BEGIN
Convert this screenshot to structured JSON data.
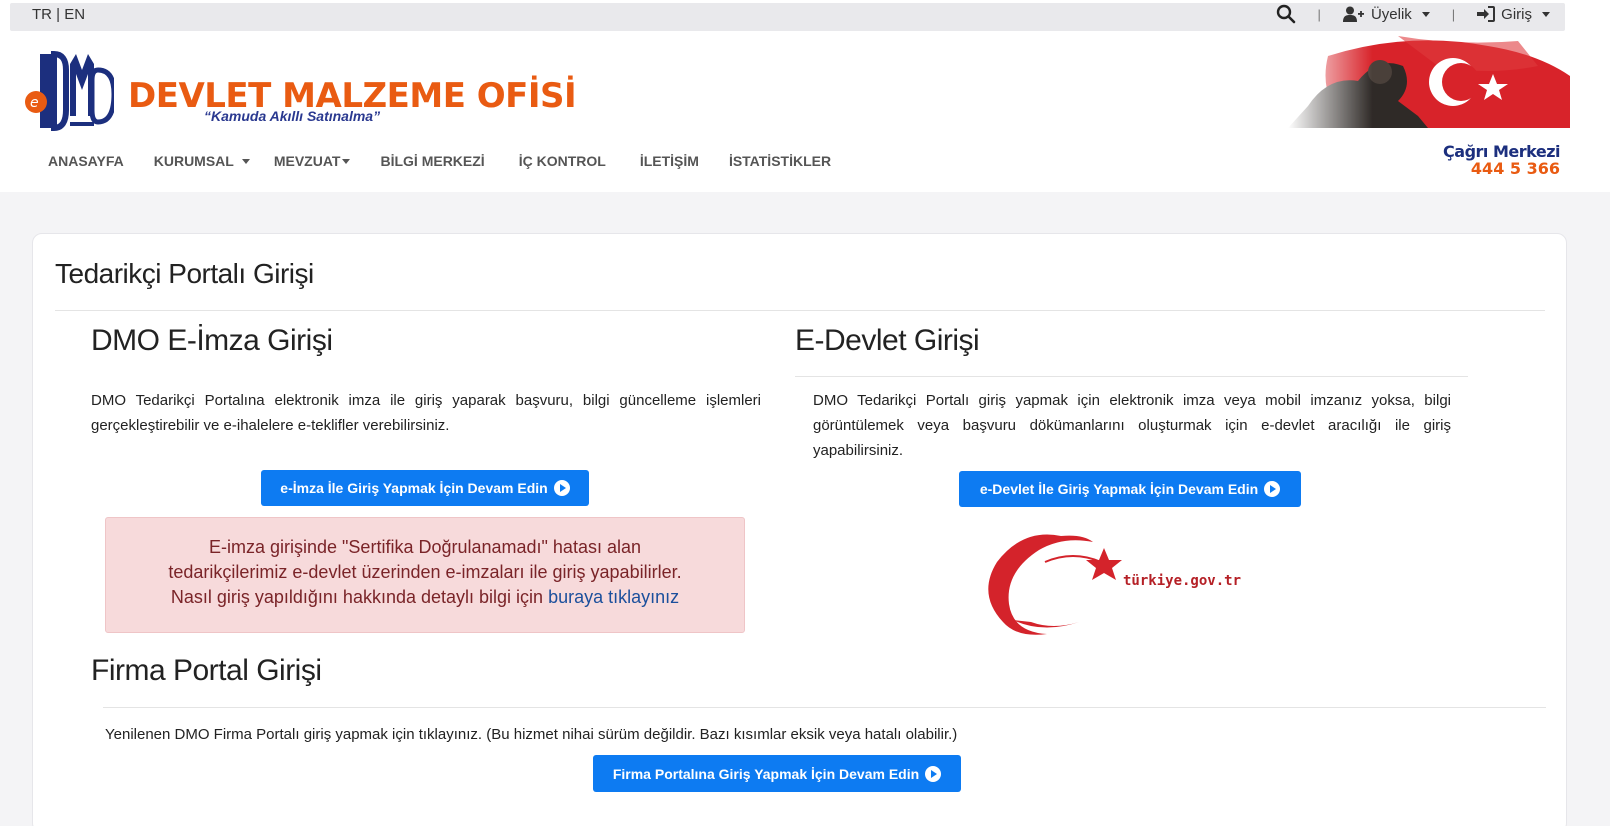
{
  "topbar": {
    "lang_tr": "TR",
    "lang_sep": "|",
    "lang_en": "EN",
    "sep": "|",
    "uyelik": "Üyelik",
    "giris": "Giriş"
  },
  "header": {
    "brand": "DEVLET MALZEME OFİSİ",
    "slogan": "“Kamuda Akıllı Satınalma”",
    "call_title": "Çağrı Merkezi",
    "call_number": "444 5 366"
  },
  "nav": {
    "items": [
      {
        "label": "ANASAYFA",
        "dropdown": false
      },
      {
        "label": "KURUMSAL",
        "dropdown": true
      },
      {
        "label": "MEVZUAT",
        "dropdown": true
      },
      {
        "label": "BİLGİ MERKEZİ",
        "dropdown": false
      },
      {
        "label": "İÇ KONTROL",
        "dropdown": false
      },
      {
        "label": "İLETİŞİM",
        "dropdown": false
      },
      {
        "label": "İSTATİSTİKLER",
        "dropdown": false
      }
    ]
  },
  "card": {
    "title": "Tedarikçi Portalı Girişi"
  },
  "eimza": {
    "title": "DMO E-İmza Girişi",
    "text": "DMO Tedarikçi Portalına elektronik imza ile giriş yaparak başvuru, bilgi güncelleme işlemleri gerçekleştirebilir ve e-ihalelere e-teklifler verebilirsiniz.",
    "button": "e-İmza İle Giriş Yapmak İçin Devam Edin"
  },
  "alert": {
    "line1": "E-imza girişinde \"Sertifika Doğrulanamadı\" hatası alan",
    "line2": "tedarikçilerimiz e-devlet üzerinden e-imzaları ile giriş yapabilirler.",
    "line3": "Nasıl giriş yapıldığını hakkında detaylı bilgi için",
    "link": "buraya tıklayınız"
  },
  "edevlet": {
    "title": "E-Devlet Girişi",
    "text": "DMO Tedarikçi Portalı giriş yapmak için elektronik imza veya mobil imzanız yoksa, bilgi görüntülemek veya başvuru dökümanlarını oluşturmak için e-devlet aracılığı ile giriş yapabilirsiniz.",
    "button": "e-Devlet İle Giriş Yapmak İçin Devam Edin",
    "logo_text": "türkiye.gov.tr"
  },
  "firma": {
    "title": "Firma Portal Girişi",
    "text": "Yenilenen DMO Firma Portalı giriş yapmak için tıklayınız. (Bu hizmet nihai sürüm değildir. Bazı kısımlar eksik veya hatalı olabilir.)",
    "button": "Firma Portalına Giriş Yapmak İçin Devam Edin"
  },
  "colors": {
    "brand_orange": "#e95b12",
    "brand_navy": "#1c2f7e",
    "button_blue": "#0d7bf2",
    "alert_bg": "#f7dadb"
  }
}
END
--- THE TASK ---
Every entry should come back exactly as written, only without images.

--- WRITTEN SOLUTION ---
Convert this screenshot to structured JSON data.
{
  "topbar": {
    "lang_tr": "TR",
    "lang_sep": "|",
    "lang_en": "EN",
    "sep": "|",
    "uyelik": "Üyelik",
    "giris": "Giriş"
  },
  "header": {
    "brand": "DEVLET MALZEME OFİSİ",
    "slogan": "“Kamuda Akıllı Satınalma”",
    "call_title": "Çağrı Merkezi",
    "call_number": "444 5 366"
  },
  "nav": {
    "items": [
      {
        "label": "ANASAYFA",
        "dropdown": false
      },
      {
        "label": "KURUMSAL",
        "dropdown": true
      },
      {
        "label": "MEVZUAT",
        "dropdown": true
      },
      {
        "label": "BİLGİ MERKEZİ",
        "dropdown": false
      },
      {
        "label": "İÇ KONTROL",
        "dropdown": false
      },
      {
        "label": "İLETİŞİM",
        "dropdown": false
      },
      {
        "label": "İSTATİSTİKLER",
        "dropdown": false
      }
    ]
  },
  "card": {
    "title": "Tedarikçi Portalı Girişi"
  },
  "eimza": {
    "title": "DMO E-İmza Girişi",
    "text": "DMO Tedarikçi Portalına elektronik imza ile giriş yaparak başvuru, bilgi güncelleme işlemleri gerçekleştirebilir ve e-ihalelere e-teklifler verebilirsiniz.",
    "button": "e-İmza İle Giriş Yapmak İçin Devam Edin"
  },
  "alert": {
    "line1": "E-imza girişinde \"Sertifika Doğrulanamadı\" hatası alan",
    "line2": "tedarikçilerimiz e-devlet üzerinden e-imzaları ile giriş yapabilirler.",
    "line3": "Nasıl giriş yapıldığını hakkında detaylı bilgi için",
    "link": "buraya tıklayınız"
  },
  "edevlet": {
    "title": "E-Devlet Girişi",
    "text": "DMO Tedarikçi Portalı giriş yapmak için elektronik imza veya mobil imzanız yoksa, bilgi görüntülemek veya başvuru dökümanlarını oluşturmak için e-devlet aracılığı ile giriş yapabilirsiniz.",
    "button": "e-Devlet İle Giriş Yapmak İçin Devam Edin",
    "logo_text": "türkiye.gov.tr"
  },
  "firma": {
    "title": "Firma Portal Girişi",
    "text": "Yenilenen DMO Firma Portalı giriş yapmak için tıklayınız. (Bu hizmet nihai sürüm değildir. Bazı kısımlar eksik veya hatalı olabilir.)",
    "button": "Firma Portalına Giriş Yapmak İçin Devam Edin"
  },
  "colors": {
    "brand_orange": "#e95b12",
    "brand_navy": "#1c2f7e",
    "button_blue": "#0d7bf2",
    "alert_bg": "#f7dadb"
  }
}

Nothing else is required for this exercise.